How to Get Your Criminal Record in Massachusetts If you have ever had any contact with the police, you may have a criminal record. If so, you need to get your criminal record before you apply for any immigration relief, like President Obama’s new deferred action, and you need to ask a lawyer to review your record with you to make sure you qualify.
You need to get three different types of records if you have ever had any contact with the police in Massachusetts: (1) your FBI record; (2) your full Massachusetts criminal record (CORI); and (3) the local court records, which are certified copies of docket sheets and police reports for each case listed on your CORI.
Getting your Federal Bureau of Information (FBI) record: This record shows all the arrests and criminal charges against you in the United States. To request your FBI record, fill out the government form, found here: www.fbi.gov/about-us/cjis/identity-history-summary-checks/submitting-an-identity-history-summary-request-to-the-fbi.
Have your fingerprints taken at a non-profit organization, for a small fee.
Pay the government’s fee of $18 by money order or credit card, payable to “Treasury of the United States.”
Mail all these documents and the fee to the address on the form. It may take six weeks to hear back.
Getting your Massachusetts Criminal Offender Record Information (CORI): Your CORI shows any arrests and criminal charges against you in Massachusetts. To get a copy of your CORI, you can mail the CORI request form or fill it out online, as explained here: www.masslegalhelp.org/cori/get-a-copy-of-my-own. There is a $25 fee.
Certified copies of Massachusetts docket sheets and police reports: If your CORI shows you have criminal charges in Massachusetts, you need to get certified copies of the docket sheets and police reports in each of these cases. You request this information from the Criminal Clerk’s Office at each of the courts where the cases were brought against you. You will find the name of the court listed on your CORI, and you can find the address and phone number of these courts at: www.mass.gov/courts/court-info/courthouses.
It is best to go in person to each court to get certified copies of your docket sheets and police reports. If you are not able to go, call the Criminal Clerk’s Office at each court and find out how to request copies by fax or mail. Some courts charge a small fee for copies.

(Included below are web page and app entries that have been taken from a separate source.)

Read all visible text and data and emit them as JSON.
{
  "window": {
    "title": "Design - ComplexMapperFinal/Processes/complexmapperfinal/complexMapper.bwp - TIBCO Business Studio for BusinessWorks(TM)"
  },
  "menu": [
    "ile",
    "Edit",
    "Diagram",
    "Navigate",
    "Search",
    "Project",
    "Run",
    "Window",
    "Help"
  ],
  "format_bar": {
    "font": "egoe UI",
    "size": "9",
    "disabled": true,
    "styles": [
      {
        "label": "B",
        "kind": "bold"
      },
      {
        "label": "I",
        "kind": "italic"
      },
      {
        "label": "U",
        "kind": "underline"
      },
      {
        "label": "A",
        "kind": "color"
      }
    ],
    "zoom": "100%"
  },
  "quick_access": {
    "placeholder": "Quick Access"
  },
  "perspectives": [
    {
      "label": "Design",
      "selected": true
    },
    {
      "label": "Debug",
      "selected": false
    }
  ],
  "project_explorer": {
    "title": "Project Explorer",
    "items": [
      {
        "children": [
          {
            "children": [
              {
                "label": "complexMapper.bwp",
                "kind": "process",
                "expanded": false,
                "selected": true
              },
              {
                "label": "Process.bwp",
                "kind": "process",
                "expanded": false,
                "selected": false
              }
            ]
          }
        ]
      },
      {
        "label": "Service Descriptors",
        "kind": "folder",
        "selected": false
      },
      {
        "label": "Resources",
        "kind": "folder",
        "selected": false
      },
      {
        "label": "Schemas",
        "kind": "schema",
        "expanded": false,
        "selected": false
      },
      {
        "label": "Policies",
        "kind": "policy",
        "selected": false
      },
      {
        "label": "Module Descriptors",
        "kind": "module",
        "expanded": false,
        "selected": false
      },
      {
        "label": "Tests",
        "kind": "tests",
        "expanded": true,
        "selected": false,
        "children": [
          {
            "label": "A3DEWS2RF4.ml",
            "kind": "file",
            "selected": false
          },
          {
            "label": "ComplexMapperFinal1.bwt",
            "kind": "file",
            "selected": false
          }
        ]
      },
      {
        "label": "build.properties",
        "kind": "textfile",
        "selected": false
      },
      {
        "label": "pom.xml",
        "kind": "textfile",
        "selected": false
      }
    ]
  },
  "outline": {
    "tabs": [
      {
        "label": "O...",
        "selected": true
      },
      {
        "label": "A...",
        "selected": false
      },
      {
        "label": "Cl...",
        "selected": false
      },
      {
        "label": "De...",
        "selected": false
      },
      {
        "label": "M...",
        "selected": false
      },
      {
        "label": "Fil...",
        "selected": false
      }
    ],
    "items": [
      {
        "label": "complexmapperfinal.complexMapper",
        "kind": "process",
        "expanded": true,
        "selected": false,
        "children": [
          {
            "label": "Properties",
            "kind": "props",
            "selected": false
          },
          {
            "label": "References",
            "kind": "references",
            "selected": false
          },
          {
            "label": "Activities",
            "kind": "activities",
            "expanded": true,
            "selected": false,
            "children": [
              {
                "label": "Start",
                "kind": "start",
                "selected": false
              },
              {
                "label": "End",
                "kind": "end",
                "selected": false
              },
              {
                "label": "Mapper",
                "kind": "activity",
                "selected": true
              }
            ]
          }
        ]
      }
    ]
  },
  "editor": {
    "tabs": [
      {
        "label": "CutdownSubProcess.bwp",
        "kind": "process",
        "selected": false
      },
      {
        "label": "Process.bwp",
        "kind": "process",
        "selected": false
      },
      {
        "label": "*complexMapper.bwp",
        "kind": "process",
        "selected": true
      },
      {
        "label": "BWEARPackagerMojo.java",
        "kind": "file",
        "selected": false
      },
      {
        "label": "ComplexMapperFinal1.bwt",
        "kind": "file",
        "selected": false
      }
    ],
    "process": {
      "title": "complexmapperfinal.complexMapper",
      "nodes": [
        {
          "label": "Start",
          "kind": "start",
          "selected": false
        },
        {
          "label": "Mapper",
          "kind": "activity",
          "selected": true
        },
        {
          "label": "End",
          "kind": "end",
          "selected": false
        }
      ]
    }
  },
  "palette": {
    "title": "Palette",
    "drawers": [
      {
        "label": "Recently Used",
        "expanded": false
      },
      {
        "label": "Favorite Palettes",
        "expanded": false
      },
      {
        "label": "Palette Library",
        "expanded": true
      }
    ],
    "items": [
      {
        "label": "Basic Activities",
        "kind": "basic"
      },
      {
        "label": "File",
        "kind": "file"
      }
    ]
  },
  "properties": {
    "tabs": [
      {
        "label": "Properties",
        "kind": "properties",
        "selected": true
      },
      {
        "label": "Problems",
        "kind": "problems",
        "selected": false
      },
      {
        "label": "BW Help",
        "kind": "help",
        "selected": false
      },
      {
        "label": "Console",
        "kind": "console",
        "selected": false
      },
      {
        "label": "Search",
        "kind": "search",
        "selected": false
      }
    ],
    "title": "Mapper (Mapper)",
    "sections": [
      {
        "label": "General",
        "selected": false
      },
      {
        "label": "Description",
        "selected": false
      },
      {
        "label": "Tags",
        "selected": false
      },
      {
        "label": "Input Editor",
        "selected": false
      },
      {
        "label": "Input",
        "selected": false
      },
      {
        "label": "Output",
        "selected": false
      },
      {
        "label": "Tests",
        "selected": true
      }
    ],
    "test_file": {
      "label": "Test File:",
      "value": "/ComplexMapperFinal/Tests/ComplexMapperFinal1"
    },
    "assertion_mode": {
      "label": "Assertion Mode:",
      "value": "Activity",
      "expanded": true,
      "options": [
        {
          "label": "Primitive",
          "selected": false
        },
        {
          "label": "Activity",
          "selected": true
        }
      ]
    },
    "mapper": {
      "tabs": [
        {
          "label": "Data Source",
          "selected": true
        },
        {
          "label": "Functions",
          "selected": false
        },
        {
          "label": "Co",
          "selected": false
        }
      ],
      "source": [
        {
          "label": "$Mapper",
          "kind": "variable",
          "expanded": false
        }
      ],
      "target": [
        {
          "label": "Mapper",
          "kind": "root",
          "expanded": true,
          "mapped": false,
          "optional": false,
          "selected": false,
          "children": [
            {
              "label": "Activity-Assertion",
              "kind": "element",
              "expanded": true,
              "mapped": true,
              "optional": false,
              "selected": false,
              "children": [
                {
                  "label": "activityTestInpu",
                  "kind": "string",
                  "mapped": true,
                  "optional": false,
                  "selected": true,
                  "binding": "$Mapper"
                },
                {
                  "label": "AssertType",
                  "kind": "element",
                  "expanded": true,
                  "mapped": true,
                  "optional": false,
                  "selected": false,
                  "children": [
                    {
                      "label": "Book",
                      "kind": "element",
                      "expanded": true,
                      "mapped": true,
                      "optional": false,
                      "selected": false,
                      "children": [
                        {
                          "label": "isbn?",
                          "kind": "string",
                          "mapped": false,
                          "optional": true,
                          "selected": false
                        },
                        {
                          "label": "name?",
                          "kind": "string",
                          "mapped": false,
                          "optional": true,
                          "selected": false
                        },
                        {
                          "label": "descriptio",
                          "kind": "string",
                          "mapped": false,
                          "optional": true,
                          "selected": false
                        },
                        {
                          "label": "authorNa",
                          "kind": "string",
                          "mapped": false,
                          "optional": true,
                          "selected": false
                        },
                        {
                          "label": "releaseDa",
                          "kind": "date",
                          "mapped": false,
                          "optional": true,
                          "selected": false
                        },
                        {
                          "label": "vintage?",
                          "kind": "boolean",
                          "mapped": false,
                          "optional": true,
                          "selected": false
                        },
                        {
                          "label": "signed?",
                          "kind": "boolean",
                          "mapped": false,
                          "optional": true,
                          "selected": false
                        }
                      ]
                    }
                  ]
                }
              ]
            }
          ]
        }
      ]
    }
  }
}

For more information on applying for deferred action under President Obama’s executive action, go to www.adminrelief.org or www.masslegalservices.org/library/directory/immigration/presidential-immigration-relief-programs-dapa-daca-more.